Any proposal for same-registration and voting faces significant hurdles in Kansas, especially from Secretary of State Kris Kobach.
Kobach, an elections adviser to President Trump, wrote an opinion piece for the Breitbart Web site Thursday asserting that same-day registration may have cost Trump a win in New Hampshire in last year’s election.
“(It’s) possible that New Hampshire’s four electoral college votes were swung to Hillary Clinton through illegal voting by nonresidents,” Kobach wrote. “Clinton won New Hampshire by only 2,732 votes.”
Bryan Caskey, Kobach’s election director, said same-day registration would be “inconsistent with some of the other security efforts he (Kobach) has put in place to prevent voter fraud.”
Chief among those is a system where Kansas requires prospective voters to prove citizenship with documents beyond a driver’s license, such as a passport or birth certificate.
Caskey also said it wouldn’t give election officials time to mail verification letters to voters. Voters get taken off the roll when those come back as “undeliverable” by the Post Office, he said.
Kennedy, the voting-rights speaker, has long experience with election-day registration. He served 37 years as Wisconsin’s top elections and political ethics official until last year, when state legislators dismantled the state’s Governmental Accountablity Board.
He acknowledged there are challenges and extra work for election officials in administering such a system but said, “I think the answer is yes, it is worth it.”
State Rep. John Carmichael, D-Wichita, said he thinks election-day registration would go a long way toward making Kansas elections fairer.
He said the state’s proof-of-citizenship requirements have disenfrachised at least 30,000 registrants whose voting privileges were suspended because they didn’t produce the required documentation.
He said the state should balance the thousands of lost legitimate voters against “a few slipping through on election day.”

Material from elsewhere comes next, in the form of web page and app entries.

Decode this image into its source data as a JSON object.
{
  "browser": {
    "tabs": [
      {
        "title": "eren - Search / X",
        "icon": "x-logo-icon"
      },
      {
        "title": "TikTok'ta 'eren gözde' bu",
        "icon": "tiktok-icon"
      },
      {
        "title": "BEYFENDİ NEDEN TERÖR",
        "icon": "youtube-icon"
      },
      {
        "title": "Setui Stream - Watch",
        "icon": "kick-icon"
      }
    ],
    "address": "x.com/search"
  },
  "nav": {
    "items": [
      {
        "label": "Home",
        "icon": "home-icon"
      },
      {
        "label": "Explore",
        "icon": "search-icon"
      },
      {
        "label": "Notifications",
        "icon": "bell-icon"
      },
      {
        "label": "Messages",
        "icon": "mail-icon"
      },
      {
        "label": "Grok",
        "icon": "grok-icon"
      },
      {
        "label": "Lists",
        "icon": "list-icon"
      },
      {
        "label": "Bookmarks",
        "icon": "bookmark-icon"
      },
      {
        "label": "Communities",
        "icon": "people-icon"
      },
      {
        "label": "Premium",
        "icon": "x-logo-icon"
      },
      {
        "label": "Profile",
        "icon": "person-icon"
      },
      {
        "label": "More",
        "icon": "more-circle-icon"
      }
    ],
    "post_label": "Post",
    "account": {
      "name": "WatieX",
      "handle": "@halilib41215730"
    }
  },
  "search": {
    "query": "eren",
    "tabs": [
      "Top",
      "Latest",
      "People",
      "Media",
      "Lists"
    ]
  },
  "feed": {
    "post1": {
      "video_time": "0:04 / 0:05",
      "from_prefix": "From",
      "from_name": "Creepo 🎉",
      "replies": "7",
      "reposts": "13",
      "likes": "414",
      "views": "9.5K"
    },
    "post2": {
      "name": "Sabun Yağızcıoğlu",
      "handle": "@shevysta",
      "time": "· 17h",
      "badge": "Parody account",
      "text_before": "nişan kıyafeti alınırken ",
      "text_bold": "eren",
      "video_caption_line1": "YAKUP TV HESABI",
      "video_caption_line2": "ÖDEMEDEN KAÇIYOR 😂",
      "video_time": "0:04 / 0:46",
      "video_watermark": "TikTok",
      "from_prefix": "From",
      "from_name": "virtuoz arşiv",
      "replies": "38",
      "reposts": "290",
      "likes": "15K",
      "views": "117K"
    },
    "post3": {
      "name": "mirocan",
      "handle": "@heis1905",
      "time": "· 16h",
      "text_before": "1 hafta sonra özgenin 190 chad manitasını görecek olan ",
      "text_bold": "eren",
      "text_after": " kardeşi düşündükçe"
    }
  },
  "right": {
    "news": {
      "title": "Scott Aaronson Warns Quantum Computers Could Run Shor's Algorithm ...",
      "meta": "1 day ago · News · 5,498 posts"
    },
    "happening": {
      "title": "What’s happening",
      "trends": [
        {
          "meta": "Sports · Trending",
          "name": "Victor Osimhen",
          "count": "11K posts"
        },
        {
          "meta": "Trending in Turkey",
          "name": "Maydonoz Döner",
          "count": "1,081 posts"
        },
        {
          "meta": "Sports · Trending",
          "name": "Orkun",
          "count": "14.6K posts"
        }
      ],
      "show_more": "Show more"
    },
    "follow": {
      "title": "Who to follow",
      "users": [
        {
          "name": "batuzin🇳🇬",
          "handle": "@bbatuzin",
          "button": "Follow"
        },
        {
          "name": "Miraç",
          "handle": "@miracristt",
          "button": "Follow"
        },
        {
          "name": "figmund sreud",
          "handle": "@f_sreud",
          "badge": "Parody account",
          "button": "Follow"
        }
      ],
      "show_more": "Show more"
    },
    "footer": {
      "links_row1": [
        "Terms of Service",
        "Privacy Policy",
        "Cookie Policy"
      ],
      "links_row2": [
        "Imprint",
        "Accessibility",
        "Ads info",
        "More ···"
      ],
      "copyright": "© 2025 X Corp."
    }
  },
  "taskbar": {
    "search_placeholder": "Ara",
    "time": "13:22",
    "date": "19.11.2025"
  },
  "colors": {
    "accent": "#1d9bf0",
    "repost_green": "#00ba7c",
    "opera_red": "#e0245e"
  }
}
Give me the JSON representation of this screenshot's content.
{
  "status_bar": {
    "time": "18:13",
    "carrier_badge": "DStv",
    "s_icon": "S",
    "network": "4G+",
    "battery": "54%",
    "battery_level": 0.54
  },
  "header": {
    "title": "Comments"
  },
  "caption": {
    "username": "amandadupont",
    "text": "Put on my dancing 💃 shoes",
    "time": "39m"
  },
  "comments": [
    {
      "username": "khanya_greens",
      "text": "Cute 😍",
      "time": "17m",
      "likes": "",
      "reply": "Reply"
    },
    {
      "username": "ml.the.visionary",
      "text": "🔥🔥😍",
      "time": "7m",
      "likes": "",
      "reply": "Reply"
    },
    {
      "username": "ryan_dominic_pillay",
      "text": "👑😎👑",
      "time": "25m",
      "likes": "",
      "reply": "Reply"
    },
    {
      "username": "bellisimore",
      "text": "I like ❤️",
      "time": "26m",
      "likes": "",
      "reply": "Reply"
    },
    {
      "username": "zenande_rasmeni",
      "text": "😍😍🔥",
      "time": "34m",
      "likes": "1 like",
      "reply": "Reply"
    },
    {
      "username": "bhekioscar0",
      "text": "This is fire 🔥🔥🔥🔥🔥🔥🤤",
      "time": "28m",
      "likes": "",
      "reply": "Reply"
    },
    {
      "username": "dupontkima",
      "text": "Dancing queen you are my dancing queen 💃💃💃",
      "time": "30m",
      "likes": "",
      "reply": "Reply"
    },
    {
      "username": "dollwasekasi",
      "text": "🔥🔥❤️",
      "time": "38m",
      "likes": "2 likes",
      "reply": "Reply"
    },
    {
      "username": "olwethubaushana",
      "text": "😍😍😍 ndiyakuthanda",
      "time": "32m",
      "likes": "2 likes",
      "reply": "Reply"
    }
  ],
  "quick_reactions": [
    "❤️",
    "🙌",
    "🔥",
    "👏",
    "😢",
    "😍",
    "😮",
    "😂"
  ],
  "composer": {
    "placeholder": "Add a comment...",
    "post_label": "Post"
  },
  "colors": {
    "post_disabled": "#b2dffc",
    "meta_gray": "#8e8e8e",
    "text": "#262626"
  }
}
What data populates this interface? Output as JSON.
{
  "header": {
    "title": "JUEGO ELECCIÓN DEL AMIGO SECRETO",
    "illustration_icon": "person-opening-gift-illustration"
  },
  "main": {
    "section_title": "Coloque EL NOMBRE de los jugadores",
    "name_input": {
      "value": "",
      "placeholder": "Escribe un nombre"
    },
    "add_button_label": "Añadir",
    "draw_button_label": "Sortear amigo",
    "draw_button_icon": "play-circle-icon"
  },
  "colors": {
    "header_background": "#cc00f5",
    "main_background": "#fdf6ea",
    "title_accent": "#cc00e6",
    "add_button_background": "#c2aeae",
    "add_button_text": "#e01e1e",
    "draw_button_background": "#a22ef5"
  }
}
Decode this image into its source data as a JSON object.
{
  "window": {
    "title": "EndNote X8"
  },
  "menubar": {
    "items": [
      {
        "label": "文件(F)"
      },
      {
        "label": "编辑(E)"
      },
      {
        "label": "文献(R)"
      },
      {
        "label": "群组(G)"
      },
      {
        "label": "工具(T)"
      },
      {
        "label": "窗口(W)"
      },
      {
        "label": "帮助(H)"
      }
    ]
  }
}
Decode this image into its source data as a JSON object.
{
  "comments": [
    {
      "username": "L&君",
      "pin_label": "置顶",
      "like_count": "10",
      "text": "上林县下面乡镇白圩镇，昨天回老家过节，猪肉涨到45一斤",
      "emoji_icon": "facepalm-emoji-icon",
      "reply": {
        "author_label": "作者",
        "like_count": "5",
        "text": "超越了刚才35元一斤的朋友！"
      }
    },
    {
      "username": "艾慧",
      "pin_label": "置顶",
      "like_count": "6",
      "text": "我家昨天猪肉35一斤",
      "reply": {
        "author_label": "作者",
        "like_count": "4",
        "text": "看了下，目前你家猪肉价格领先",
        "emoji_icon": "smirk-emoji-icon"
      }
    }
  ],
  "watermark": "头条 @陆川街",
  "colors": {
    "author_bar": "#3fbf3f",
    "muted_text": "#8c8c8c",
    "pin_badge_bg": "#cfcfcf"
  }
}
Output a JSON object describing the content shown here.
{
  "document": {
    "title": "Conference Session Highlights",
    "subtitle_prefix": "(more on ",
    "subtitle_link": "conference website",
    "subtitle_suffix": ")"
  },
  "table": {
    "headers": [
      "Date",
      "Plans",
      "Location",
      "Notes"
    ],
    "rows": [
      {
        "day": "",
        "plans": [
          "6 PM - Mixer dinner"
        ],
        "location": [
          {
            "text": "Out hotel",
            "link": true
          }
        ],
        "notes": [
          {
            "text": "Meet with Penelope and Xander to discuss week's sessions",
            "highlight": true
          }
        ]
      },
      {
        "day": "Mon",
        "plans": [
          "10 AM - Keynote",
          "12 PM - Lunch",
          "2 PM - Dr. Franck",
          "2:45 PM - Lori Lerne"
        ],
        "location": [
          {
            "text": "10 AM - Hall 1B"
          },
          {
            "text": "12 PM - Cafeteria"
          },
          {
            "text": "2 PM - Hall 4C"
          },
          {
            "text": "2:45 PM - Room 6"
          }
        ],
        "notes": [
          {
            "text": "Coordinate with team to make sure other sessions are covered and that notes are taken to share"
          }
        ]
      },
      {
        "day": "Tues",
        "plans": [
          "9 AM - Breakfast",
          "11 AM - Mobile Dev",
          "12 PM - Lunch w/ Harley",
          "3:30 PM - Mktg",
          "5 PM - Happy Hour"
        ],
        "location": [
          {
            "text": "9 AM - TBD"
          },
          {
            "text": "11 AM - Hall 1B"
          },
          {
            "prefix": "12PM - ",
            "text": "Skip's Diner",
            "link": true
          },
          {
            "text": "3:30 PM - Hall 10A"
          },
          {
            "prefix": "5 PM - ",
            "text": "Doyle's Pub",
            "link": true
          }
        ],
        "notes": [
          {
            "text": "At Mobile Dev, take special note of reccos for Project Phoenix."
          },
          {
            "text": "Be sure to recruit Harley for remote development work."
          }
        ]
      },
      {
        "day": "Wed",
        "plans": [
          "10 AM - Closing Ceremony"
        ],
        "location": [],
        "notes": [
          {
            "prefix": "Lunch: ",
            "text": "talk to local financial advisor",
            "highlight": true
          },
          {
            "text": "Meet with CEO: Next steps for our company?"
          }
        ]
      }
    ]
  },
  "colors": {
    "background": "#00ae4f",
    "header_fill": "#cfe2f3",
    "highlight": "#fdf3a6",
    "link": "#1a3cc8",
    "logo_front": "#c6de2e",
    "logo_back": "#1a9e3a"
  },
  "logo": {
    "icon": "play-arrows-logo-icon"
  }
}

“There’s no good reason to put citizens through the hurdles and hassles that Kansas does,” he said.
However, he said any bill to change the system would “likely be dead on arrival” with the current makeup of the Legislature.
And the chance of passing an election-day registration bill in the 2019 session depends on who Kansans pick as governor and legislators in state elections next year, Carmichael said.